Cardinal Keith O'Brien (above) can't have it both ways. If, as you reported last week, he expects selective schools to be financed by all taxpayers, regardless of their religious beliefs, he must also accept that the public will exercise its right to question whether its funding of such schools is justified.
If the public can't do this through political parties, which seek to be all things to all men, it can do so through letters to the press. The reader will judge which reflects public views more accurately and I suspect that the Cardinal knows, too, which is a better barometer of public opinion.
Raising such questions is not the same as anti-Roman Catholicism.

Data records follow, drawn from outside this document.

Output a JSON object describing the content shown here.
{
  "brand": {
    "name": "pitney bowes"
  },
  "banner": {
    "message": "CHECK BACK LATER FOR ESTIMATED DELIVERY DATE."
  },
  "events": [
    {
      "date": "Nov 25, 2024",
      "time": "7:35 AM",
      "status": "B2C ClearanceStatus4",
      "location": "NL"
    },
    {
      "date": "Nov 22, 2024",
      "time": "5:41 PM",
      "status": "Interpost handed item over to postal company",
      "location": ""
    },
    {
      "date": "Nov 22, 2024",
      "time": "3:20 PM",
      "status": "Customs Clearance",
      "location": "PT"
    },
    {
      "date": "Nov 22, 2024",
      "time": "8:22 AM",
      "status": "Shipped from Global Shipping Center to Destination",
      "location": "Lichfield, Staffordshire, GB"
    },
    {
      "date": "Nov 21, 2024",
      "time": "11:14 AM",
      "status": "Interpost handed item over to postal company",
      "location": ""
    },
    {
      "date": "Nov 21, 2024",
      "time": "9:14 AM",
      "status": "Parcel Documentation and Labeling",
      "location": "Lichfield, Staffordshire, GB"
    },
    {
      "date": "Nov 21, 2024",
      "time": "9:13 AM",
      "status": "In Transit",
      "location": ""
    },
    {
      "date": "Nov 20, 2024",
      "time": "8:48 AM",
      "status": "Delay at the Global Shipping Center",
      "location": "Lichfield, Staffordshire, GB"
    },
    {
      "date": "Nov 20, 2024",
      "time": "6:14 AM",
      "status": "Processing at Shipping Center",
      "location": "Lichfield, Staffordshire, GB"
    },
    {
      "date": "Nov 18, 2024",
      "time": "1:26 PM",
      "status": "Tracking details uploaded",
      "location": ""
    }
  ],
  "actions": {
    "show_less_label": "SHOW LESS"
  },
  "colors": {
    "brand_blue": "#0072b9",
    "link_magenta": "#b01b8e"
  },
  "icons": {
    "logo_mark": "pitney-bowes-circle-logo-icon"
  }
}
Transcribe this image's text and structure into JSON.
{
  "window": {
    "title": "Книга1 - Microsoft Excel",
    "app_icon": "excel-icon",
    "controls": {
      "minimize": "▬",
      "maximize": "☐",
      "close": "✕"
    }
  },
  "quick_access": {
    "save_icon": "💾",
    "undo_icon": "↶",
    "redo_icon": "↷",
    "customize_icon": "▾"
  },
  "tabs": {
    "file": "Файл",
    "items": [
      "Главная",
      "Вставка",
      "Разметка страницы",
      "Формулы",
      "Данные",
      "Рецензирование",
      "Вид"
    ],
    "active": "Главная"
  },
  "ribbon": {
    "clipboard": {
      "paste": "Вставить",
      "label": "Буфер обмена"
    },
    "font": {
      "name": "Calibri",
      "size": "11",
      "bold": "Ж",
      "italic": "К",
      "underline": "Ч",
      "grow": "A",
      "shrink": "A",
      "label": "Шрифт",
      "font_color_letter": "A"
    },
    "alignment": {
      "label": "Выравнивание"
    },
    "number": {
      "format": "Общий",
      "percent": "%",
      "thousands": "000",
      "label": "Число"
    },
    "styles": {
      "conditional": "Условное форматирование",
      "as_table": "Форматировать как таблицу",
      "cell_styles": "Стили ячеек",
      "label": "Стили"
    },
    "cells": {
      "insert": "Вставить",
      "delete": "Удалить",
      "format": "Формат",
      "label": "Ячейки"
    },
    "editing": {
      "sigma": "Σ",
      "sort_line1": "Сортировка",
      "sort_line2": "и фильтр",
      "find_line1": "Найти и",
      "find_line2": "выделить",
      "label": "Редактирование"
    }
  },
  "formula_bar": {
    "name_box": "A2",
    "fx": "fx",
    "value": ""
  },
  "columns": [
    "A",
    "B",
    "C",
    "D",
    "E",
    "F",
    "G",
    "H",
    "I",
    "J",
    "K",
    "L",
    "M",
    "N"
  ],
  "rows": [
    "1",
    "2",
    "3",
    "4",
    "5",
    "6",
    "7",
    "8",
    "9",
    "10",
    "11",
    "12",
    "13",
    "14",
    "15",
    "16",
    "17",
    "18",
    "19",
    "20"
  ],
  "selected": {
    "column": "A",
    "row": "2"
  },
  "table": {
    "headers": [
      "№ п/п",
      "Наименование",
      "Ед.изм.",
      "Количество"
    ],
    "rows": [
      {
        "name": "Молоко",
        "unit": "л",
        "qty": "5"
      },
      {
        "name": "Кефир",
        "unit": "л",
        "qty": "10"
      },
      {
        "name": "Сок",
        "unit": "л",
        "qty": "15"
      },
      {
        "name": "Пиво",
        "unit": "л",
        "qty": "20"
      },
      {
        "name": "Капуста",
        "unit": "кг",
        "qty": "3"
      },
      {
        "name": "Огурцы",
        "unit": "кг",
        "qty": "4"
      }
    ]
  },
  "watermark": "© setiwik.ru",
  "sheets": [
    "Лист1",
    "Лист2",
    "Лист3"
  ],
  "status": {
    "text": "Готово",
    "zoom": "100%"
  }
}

It is the right of free citizens living in a democratic society with a free press, and it maintains effective use of public funds for all taxpayers.
Unlike the Cardinal, I have not had time since August 6 to count all the letters to the press on the subject. But I am certain that I have read as many letters from the militant Catholic lobby as those questioning the continuing need for such schools.

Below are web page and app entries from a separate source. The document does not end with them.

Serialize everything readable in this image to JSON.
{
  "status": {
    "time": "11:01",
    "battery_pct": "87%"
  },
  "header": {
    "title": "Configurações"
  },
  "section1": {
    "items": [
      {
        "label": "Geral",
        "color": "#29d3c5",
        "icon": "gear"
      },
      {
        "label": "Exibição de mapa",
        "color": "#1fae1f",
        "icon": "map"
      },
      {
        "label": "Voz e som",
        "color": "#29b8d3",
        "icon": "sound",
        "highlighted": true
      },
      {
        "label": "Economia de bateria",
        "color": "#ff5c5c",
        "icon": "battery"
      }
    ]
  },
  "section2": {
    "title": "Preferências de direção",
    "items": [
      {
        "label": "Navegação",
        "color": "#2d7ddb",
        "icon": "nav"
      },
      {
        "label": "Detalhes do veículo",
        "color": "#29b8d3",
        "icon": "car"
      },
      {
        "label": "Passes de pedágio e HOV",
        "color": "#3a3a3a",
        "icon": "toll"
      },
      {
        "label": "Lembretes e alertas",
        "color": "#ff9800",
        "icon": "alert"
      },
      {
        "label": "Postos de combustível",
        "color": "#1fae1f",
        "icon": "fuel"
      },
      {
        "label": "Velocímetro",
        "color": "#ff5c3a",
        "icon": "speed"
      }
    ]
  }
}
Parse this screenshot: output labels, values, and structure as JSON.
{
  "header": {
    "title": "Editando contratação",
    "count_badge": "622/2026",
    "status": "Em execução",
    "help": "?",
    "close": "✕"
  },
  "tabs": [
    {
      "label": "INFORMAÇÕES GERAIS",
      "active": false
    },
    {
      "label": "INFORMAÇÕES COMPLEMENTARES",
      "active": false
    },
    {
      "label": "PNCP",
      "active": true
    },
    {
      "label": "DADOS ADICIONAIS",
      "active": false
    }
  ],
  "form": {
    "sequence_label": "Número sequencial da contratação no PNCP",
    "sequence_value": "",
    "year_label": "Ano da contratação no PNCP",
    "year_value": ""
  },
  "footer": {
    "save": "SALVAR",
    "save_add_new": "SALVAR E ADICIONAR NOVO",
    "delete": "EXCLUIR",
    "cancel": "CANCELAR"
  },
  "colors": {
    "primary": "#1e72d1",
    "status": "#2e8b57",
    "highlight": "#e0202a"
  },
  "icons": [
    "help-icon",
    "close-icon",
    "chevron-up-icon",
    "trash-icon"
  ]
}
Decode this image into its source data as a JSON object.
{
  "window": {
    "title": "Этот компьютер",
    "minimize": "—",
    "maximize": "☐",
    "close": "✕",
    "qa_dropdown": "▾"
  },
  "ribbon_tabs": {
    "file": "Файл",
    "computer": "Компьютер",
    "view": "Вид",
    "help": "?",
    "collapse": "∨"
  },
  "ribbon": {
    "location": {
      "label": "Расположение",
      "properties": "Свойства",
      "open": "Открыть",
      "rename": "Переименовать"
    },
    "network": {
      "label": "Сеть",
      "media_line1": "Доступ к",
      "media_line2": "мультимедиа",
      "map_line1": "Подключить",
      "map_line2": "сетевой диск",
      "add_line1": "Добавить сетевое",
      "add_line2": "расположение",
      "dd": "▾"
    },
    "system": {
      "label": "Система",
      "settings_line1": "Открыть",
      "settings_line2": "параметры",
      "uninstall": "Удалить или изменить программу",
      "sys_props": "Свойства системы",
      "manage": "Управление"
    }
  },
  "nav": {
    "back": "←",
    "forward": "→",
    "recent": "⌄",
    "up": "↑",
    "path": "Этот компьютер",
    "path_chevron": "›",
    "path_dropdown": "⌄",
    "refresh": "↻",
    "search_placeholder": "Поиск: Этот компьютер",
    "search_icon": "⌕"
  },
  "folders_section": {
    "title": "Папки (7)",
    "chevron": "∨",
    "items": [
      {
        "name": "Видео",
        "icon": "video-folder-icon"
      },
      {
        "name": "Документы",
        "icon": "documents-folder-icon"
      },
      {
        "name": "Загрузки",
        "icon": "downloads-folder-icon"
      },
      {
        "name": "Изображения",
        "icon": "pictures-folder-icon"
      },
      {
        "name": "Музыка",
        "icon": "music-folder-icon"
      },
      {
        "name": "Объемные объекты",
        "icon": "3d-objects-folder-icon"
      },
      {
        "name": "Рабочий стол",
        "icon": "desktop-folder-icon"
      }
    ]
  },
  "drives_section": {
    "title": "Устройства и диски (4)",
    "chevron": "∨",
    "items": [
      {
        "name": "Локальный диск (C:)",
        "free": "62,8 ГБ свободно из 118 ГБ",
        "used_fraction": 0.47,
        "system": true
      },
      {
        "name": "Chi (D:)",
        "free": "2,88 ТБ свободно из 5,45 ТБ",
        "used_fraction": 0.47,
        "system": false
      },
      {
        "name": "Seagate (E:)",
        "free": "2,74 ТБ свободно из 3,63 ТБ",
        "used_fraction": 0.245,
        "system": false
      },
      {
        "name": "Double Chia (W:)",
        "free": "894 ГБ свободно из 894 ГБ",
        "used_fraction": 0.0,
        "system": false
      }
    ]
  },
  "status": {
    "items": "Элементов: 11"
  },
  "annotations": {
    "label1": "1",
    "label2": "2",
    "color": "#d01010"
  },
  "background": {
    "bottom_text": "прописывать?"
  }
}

It seems to me that those letters interpreted as "attacking" Catholic schools have in fact been correspondence from tax-paying voters who have questioned: i) the public funding of what is perceived by many as a "jobs for the boys"
culture ii) the wisdom of separating five-year-olds from their friends on the grounds of their parents' alleged religious convictions iii) the need for separate facilities for adults of the same gender on shared campuses.
I am aware that I shall now be accused of being anti-Catholic, which I am not. I have no objection to seeing denominational schools continue in the same way as all other selective schools - through the funding solely of those who use their services.
However, should any educational institution wish to receive funding through my taxation, it must submit itself to my scrutiny, as befits any publicly funded body.